| Exercise brief |
Repeat the whole of the data, keeping every detail the same.

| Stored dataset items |
::::
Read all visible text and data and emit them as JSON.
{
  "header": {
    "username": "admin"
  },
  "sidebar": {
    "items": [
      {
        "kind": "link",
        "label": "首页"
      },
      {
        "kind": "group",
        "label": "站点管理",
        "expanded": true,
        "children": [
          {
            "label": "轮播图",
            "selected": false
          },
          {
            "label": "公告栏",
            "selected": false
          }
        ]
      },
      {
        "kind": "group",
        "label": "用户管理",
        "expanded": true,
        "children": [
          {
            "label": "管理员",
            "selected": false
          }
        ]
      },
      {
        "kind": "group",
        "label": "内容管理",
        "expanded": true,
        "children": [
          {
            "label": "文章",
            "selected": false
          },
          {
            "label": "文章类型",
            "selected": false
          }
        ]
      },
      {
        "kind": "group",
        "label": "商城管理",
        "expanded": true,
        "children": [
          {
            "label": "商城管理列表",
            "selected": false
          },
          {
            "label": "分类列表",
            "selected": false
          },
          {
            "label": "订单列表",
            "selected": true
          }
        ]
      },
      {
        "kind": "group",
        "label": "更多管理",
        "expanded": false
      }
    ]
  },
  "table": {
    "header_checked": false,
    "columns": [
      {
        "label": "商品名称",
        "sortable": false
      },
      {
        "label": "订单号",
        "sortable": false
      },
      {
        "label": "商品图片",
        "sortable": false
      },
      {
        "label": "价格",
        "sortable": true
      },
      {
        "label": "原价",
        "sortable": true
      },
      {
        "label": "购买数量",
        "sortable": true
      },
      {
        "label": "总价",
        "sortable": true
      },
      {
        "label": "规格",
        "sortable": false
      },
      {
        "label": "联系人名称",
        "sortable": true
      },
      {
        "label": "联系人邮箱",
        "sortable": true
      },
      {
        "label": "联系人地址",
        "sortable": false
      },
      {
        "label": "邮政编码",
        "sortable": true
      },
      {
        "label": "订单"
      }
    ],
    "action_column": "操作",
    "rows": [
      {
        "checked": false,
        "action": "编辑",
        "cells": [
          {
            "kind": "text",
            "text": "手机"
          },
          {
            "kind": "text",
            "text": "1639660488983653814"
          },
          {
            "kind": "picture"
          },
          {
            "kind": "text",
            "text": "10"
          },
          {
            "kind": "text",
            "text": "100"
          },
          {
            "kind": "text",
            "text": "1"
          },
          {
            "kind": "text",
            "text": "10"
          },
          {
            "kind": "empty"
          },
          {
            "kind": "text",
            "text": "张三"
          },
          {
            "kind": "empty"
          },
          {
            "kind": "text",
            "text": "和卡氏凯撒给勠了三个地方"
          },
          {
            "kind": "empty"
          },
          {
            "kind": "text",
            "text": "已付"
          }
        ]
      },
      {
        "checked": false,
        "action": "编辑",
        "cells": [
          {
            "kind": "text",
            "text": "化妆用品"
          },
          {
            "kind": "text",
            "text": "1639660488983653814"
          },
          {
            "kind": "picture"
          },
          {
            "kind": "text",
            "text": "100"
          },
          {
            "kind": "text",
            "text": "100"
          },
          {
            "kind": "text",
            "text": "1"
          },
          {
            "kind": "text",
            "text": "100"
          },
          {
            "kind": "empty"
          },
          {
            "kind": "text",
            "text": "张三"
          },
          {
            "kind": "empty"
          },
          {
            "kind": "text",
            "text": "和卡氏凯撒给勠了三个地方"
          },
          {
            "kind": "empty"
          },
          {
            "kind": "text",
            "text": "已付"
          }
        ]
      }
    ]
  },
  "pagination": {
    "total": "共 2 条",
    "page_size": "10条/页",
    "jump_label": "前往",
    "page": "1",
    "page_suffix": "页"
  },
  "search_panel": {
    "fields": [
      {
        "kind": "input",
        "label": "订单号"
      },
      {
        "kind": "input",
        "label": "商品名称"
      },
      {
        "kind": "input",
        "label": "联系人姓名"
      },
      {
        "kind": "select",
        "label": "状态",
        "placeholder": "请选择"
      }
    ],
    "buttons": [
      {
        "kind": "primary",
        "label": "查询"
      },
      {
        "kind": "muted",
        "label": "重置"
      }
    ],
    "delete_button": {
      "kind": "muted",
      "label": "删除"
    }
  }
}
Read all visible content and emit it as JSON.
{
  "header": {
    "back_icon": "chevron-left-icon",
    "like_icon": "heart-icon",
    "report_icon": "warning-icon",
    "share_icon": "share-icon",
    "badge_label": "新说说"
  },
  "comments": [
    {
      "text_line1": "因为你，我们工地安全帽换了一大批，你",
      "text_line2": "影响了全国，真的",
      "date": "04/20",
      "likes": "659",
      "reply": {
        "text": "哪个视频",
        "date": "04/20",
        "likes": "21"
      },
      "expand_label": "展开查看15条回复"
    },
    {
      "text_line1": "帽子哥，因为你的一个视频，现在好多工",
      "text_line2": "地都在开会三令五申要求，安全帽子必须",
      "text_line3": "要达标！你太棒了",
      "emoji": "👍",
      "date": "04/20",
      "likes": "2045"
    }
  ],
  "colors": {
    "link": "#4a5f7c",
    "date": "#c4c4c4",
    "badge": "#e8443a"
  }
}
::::
| Result |
Read all visible text and data and emit them as JSON.
{
  "header": {
    "username": "admin"
  },
  "sidebar": {
    "items": [
      {
        "kind": "link",
        "label": "首页"
      },
      {
        "kind": "group",
        "label": "站点管理",
        "expanded": true,
        "children": [
          {
            "label": "轮播图",
            "selected": false
          },
          {
            "label": "公告栏",
            "selected": false
          }
        ]
      },
      {
        "kind": "group",
        "label": "用户管理",
        "expanded": true,
        "children": [
          {
            "label": "管理员",
            "selected": false
          }
        ]
      },
      {
        "kind": "group",
        "label": "内容管理",
        "expanded": true,
        "children": [
          {
            "label": "文章",
            "selected": false
          },
          {
            "label": "文章类型",
            "selected": false
          }
        ]
      },
      {
        "kind": "group",
        "label": "商城管理",
        "expanded": true,
        "children": [
          {
            "label": "商城管理列表",
            "selected": false
          },
          {
            "label": "分类列表",
            "selected": false
          },
          {
            "label": "订单列表",
            "selected": true
          }
        ]
      },
      {
        "kind": "group",
        "label": "更多管理",
        "expanded": false
      }
    ]
  },
  "table": {
    "header_checked": false,
    "columns": [
      {
        "label": "商品名称",
        "sortable": false
      },
      {
        "label": "订单号",
        "sortable": false
      },
      {
        "label": "商品图片",
        "sortable": false
      },
      {
        "label": "价格",
        "sortable": true
      },
      {
        "label": "原价",
        "sortable": true
      },
      {
        "label": "购买数量",
        "sortable": true
      },
      {
        "label": "总价",
        "sortable": true
      },
      {
        "label": "规格",
        "sortable": false
      },
      {
        "label": "联系人名称",
        "sortable": true
      },
      {
        "label": "联系人邮箱",
        "sortable": true
      },
      {
        "label": "联系人地址",
        "sortable": false
      },
      {
        "label": "邮政编码",
        "sortable": true
      },
      {
        "label": "订单"
      }
    ],
    "action_column": "操作",
    "rows": [
      {
        "checked": false,
        "action": "编辑",
        "cells": [
          {
            "kind": "text",
            "text": "手机"
          },
          {
            "kind": "text",
            "text": "1639660488983653814"
          },
          {
            "kind": "picture"
          },
          {
            "kind": "text",
            "text": "10"
          },
          {
            "kind": "text",
            "text": "100"
          },
          {
            "kind": "text",
            "text": "1"
          },
          {
            "kind": "text",
            "text": "10"
          },
          {
            "kind": "empty"
          },
          {
            "kind": "text",
            "text": "张三"
          },
          {
            "kind": "empty"
          },
          {
            "kind": "text",
            "text": "和卡氏凯撒给勠了三个地方"
          },
          {
            "kind": "empty"
          },
          {
            "kind": "text",
            "text": "已付"
          }
        ]
      },
      {
        "checked": false,
        "action": "编辑",
        "cells": [
          {
            "kind": "text",
            "text": "化妆用品"
          },
          {
            "kind": "text",
            "text": "1639660488983653814"
          },
          {
            "kind": "picture"
          },
          {
            "kind": "text",
            "text": "100"
          },
          {
            "kind": "text",
            "text": "100"
          },
          {
            "kind": "text",
            "text": "1"
          },
          {
            "kind": "text",
            "text": "100"
          },
          {
            "kind": "empty"
          },
          {
            "kind": "text",
            "text": "张三"
          },
          {
            "kind": "empty"
          },
          {
            "kind": "text",
            "text": "和卡氏凯撒给勠了三个地方"
          },
          {
            "kind": "empty"
          },
          {
            "kind": "text",
            "text": "已付"
          }
        ]
      }
    ]
  },
  "pagination": {
    "total": "共 2 条",
    "page_size": "10条/页",
    "jump_label": "前往",
    "page": "1",
    "page_suffix": "页"
  },
  "search_panel": {
    "fields": [
      {
        "kind": "input",
        "label": "订单号"
      },
      {
        "kind": "input",
        "label": "商品名称"
      },
      {
        "kind": "input",
        "label": "联系人姓名"
      },
      {
        "kind": "select",
        "label": "状态",
        "placeholder": "请选择"
      }
    ],
    "buttons": [
      {
        "kind": "primary",
        "label": "查询"
      },
      {
        "kind": "muted",
        "label": "重置"
      }
    ],
    "delete_button": {
      "kind": "muted",
      "label": "删除"
    }
  }
}
Read all visible content and emit it as JSON.
{
  "header": {
    "back_icon": "chevron-left-icon",
    "like_icon": "heart-icon",
    "report_icon": "warning-icon",
    "share_icon": "share-icon",
    "badge_label": "新说说"
  },
  "comments": [
    {
      "text_line1": "因为你，我们工地安全帽换了一大批，你",
      "text_line2": "影响了全国，真的",
      "date": "04/20",
      "likes": "659",
      "reply": {
        "text": "哪个视频",
        "date": "04/20",
        "likes": "21"
      },
      "expand_label": "展开查看15条回复"
    },
    {
      "text_line1": "帽子哥，因为你的一个视频，现在好多工",
      "text_line2": "地都在开会三令五申要求，安全帽子必须",
      "text_line3": "要达标！你太棒了",
      "emoji": "👍",
      "date": "04/20",
      "likes": "2045"
    }
  ],
  "colors": {
    "link": "#4a5f7c",
    "date": "#c4c4c4",
    "badge": "#e8443a"
  }
}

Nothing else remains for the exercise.